GBP/USD 30-Min Chart: August 9, 2016
(Click to Enlarge)
The GBP/USD is currently trading below the 1.30 handle. The technical areas appear quite clean to either side with areas of resistance and support around the 00s and 50s (see chart above for specifics).
When price reaches those levels, short term traders might use the GSI to view how prices reacted in the past given a certain momentum pattern, and see the distribution of historical outcomes in which the price reversed or continued in the same direction.
We generally want to see GSI with the historical patterns significantly shifted in one direction, which could potentially be used with a pre-determined bias and other technical tools.
A common way to use GSI is to help you fade tops and bottoms, and trade breakouts. That’s why traders may want to use the GSI indicator when price reaches those specific pre-determined levels, and fit a strategy that can offer a proper way to define risk. We studied over 43 million real trades and found that traders who do that were three times more likely to turn a profit. Read more on the “Traits of Successful Traders” research.
Meanwhile, the DailyFX Speculative Sentiment Index (SSI) is showing that about 68.9% of traders are long the GBP/USD at the time of writing, apperantly trying to pick a bottom. The SSI is mainly used as a contrarian indicator implying further weakness ahead.
You can find more info about the DailyFX SSI indicator here
--- Written by Oded Shimoni, Junior Currency Analyst for DailyFX.com
To contact Oded Shimoni, e-mail email@example.com

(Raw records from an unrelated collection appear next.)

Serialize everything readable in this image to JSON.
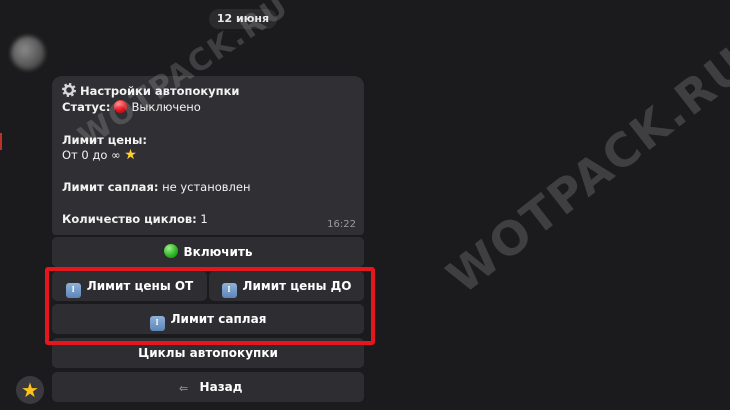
{
  "date_badge": "12 июня",
  "sender_name": "",
  "message": {
    "title": "Настройки автопокупки",
    "status_label": "Статус:",
    "status_value": "Выключено",
    "price_limit_label": "Лимит цены:",
    "price_limit_value": "От 0 до ∞",
    "sapling_limit_label": "Лимит саплая:",
    "sapling_limit_value": "не установлен",
    "cycles_label": "Количество циклов:",
    "cycles_value": "1",
    "time": "16:22"
  },
  "keyboard": {
    "enable": "Включить",
    "price_from": "Лимит цены ОТ",
    "price_to": "Лимит цены ДО",
    "supply_limit": "Лимит саплая",
    "autobuy_cycles": "Циклы автопокупки",
    "back": "Назад"
  },
  "icons": {
    "settings": "gear-icon",
    "status": "red-circle-icon",
    "price_limit": "star-icon",
    "enable": "green-circle-icon",
    "number_buttons": "numbers-keycap-icon",
    "back": "back-arrow-icon",
    "bot_avatar": "star-icon"
  },
  "colors": {
    "background": "#1b1b1d",
    "bubble": "#303034",
    "button": "#2e2e32",
    "highlight": "#e3171d"
  },
  "watermarks": [
    "WOTPACK.RU",
    "WOTPACK.RU"
  ]
}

Follow him on Twitter at @OdedShimoni
DailyFX provides forex news and technical analysis on the trends that influence the global currency markets.